San Mateo County Board of Supervisors to discuss
reestablishing the County Parks Department
San Mateo County may spend more than $5.2 million in revenue from the Measure A half-cent sales tax to reestablish its Parks Department as a stand-alone agency and, with it, tackle long-deferred maintenance and staffing reductions that have left many facilities with truncated hours, overdue repairs and concerns about safety.
The parks need more than $20 million in capital projects over the next five years with an annual cost between $3.5 million and $4.5 million, according to County Manager John Maltbie. Without a dedicated revenue stream other than the county’s general fund, the department has been left to absorb rising costs by cutting services and staff and holding off on upkeep.
The Board of Supervisors Tuesday will discuss its parks strategic plan and how a piece of the $60 million in annual sales tax revenue approved by voters in November can be used to implement a wish list of seven additional positions, major maintenance and capital projects. The discussion is part of the board’s overall process to allocate the Measure A funds which has been broken into multiple pieces over the span of several meetings the next few months. Final approval won’t be given until after all the presentations have been made but Tuesday’s consideration is a major step.
The recommendation calls for $1,766,208 in Measure A funds in fiscal year 2013-14 for seven new positions, associated operations costs and the “highest priority” maintenance work. The next fiscal year’s budget recommendations will be based on the parks operations plan prepared by the yet-to-be named parks department director. The board is also asking for up to $3.5 million for capital projects. Altogether, Maltbie’s proposal calls for $5,266,208.
A significant piece of the plan is extricating parks operations from Public Works which absorbed it in 2011 as a cost-saving measure when former parks director Dave Holland moved to an assistant county manager position. The plan calls for reestablishing parks as its own agency with a director and executive secretary.
Supervisor Adrienne Tissier backs the idea of splitting the two functions.
“Parks is very different from Public Works and ends up feeling very bureaucratic when it needs to be more flexible and mobile,” she said.
She doesn’t second-guess the earlier budget move but said as time progressed it became apparent that the merge didn’t appear to be a good fit.
Fellow Supervisor Carole Groom agreed that while Public Works Director Jim Porter has done “a yeoman’s job” with parks, the function really needs its own director.
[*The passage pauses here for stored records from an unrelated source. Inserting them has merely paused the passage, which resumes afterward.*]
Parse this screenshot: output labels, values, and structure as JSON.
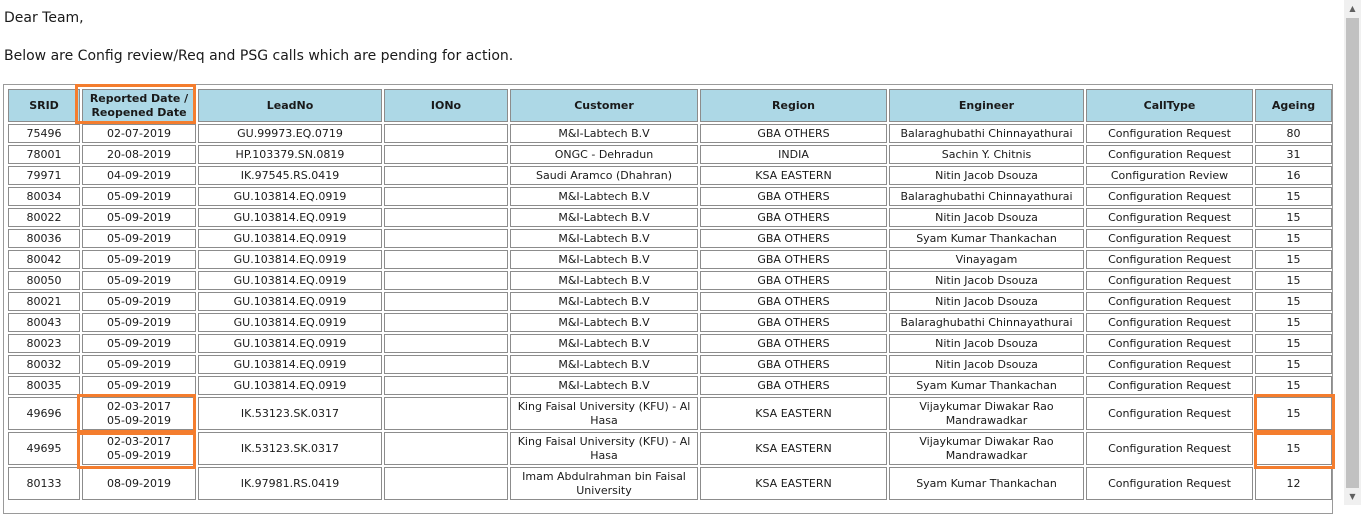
{
  "email": {
    "greeting": "Dear Team,",
    "intro": "Below are Config review/Req and PSG calls which are pending for action."
  },
  "table": {
    "headers": [
      "SRID",
      "Reported Date / Reopened Date",
      "LeadNo",
      "IONo",
      "Customer",
      "Region",
      "Engineer",
      "CallType",
      "Ageing"
    ],
    "rows": [
      {
        "srid": "75496",
        "date": "02-07-2019",
        "lead": "GU.99973.EQ.0719",
        "iono": "",
        "customer": "M&I-Labtech B.V",
        "region": "GBA OTHERS",
        "engineer": "Balaraghubathi Chinnayathurai",
        "calltype": "Configuration Request",
        "ageing": "80"
      },
      {
        "srid": "78001",
        "date": "20-08-2019",
        "lead": "HP.103379.SN.0819",
        "iono": "",
        "customer": "ONGC - Dehradun",
        "region": "INDIA",
        "engineer": "Sachin Y. Chitnis",
        "calltype": "Configuration Request",
        "ageing": "31"
      },
      {
        "srid": "79971",
        "date": "04-09-2019",
        "lead": "IK.97545.RS.0419",
        "iono": "",
        "customer": "Saudi Aramco (Dhahran)",
        "region": "KSA EASTERN",
        "engineer": "Nitin Jacob Dsouza",
        "calltype": "Configuration Review",
        "ageing": "16"
      },
      {
        "srid": "80034",
        "date": "05-09-2019",
        "lead": "GU.103814.EQ.0919",
        "iono": "",
        "customer": "M&I-Labtech B.V",
        "region": "GBA OTHERS",
        "engineer": "Balaraghubathi Chinnayathurai",
        "calltype": "Configuration Request",
        "ageing": "15"
      },
      {
        "srid": "80022",
        "date": "05-09-2019",
        "lead": "GU.103814.EQ.0919",
        "iono": "",
        "customer": "M&I-Labtech B.V",
        "region": "GBA OTHERS",
        "engineer": "Nitin Jacob Dsouza",
        "calltype": "Configuration Request",
        "ageing": "15"
      },
      {
        "srid": "80036",
        "date": "05-09-2019",
        "lead": "GU.103814.EQ.0919",
        "iono": "",
        "customer": "M&I-Labtech B.V",
        "region": "GBA OTHERS",
        "engineer": "Syam Kumar Thankachan",
        "calltype": "Configuration Request",
        "ageing": "15"
      },
      {
        "srid": "80042",
        "date": "05-09-2019",
        "lead": "GU.103814.EQ.0919",
        "iono": "",
        "customer": "M&I-Labtech B.V",
        "region": "GBA OTHERS",
        "engineer": "Vinayagam",
        "calltype": "Configuration Request",
        "ageing": "15"
      },
      {
        "srid": "80050",
        "date": "05-09-2019",
        "lead": "GU.103814.EQ.0919",
        "iono": "",
        "customer": "M&I-Labtech B.V",
        "region": "GBA OTHERS",
        "engineer": "Nitin Jacob Dsouza",
        "calltype": "Configuration Request",
        "ageing": "15"
      },
      {
        "srid": "80021",
        "date": "05-09-2019",
        "lead": "GU.103814.EQ.0919",
        "iono": "",
        "customer": "M&I-Labtech B.V",
        "region": "GBA OTHERS",
        "engineer": "Nitin Jacob Dsouza",
        "calltype": "Configuration Request",
        "ageing": "15"
      },
      {
        "srid": "80043",
        "date": "05-09-2019",
        "lead": "GU.103814.EQ.0919",
        "iono": "",
        "customer": "M&I-Labtech B.V",
        "region": "GBA OTHERS",
        "engineer": "Balaraghubathi Chinnayathurai",
        "calltype": "Configuration Request",
        "ageing": "15"
      },
      {
        "srid": "80023",
        "date": "05-09-2019",
        "lead": "GU.103814.EQ.0919",
        "iono": "",
        "customer": "M&I-Labtech B.V",
        "region": "GBA OTHERS",
        "engineer": "Nitin Jacob Dsouza",
        "calltype": "Configuration Request",
        "ageing": "15"
      },
      {
        "srid": "80032",
        "date": "05-09-2019",
        "lead": "GU.103814.EQ.0919",
        "iono": "",
        "customer": "M&I-Labtech B.V",
        "region": "GBA OTHERS",
        "engineer": "Nitin Jacob Dsouza",
        "calltype": "Configuration Request",
        "ageing": "15"
      },
      {
        "srid": "80035",
        "date": "05-09-2019",
        "lead": "GU.103814.EQ.0919",
        "iono": "",
        "customer": "M&I-Labtech B.V",
        "region": "GBA OTHERS",
        "engineer": "Syam Kumar Thankachan",
        "calltype": "Configuration Request",
        "ageing": "15"
      },
      {
        "srid": "49696",
        "date": "02-03-2017\n05-09-2019",
        "lead": "IK.53123.SK.0317",
        "iono": "",
        "customer": "King Faisal University (KFU) - Al Hasa",
        "region": "KSA EASTERN",
        "engineer": "Vijaykumar Diwakar Rao Mandrawadkar",
        "calltype": "Configuration Request",
        "ageing": "15"
      },
      {
        "srid": "49695",
        "date": "02-03-2017\n05-09-2019",
        "lead": "IK.53123.SK.0317",
        "iono": "",
        "customer": "King Faisal University (KFU) - Al Hasa",
        "region": "KSA EASTERN",
        "engineer": "Vijaykumar Diwakar Rao Mandrawadkar",
        "calltype": "Configuration Request",
        "ageing": "15"
      },
      {
        "srid": "80133",
        "date": "08-09-2019",
        "lead": "IK.97981.RS.0419",
        "iono": "",
        "customer": "Imam Abdulrahman bin Faisal University",
        "region": "KSA EASTERN",
        "engineer": "Syam Kumar Thankachan",
        "calltype": "Configuration Request",
        "ageing": "12"
      }
    ]
  },
  "colors": {
    "header_bg": "#add8e6",
    "highlight": "#f47d2e"
  },
  "scrollbar": {
    "up_icon": "scroll-up-arrow",
    "down_icon": "scroll-down-arrow"
  }
}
The parks plan also calls for two rangers and a natural resource manager to support operations improvements and maintenance work and two rangers for the new Devil’s Slide park that will replace the former road with trails for pedestrians and bicyclists.
Staffing and maintaining the new Devil’s Slide park should be at the bottom of the priority list below issues like deferred maintenance but it must be done for the safety of those using it, Tissier said.
The overall goal of Measure A funds is not to replace everything that has been cut in the past but, using the strategic plan a as a guide, evaluate the options, Groom said.
She also wants to discuss passive versus active parks, such as those with only trails and open space compared to those with campsites and other interactive components, because each have different needs, she said.
“This is a very good first start,” Groom said.
The Board of Supervisors meets 9 a.m. Tuesday, April 23 in Board Chambers, 400 County Government Center, Redwood City.
(650) 344-5200 ext. 102.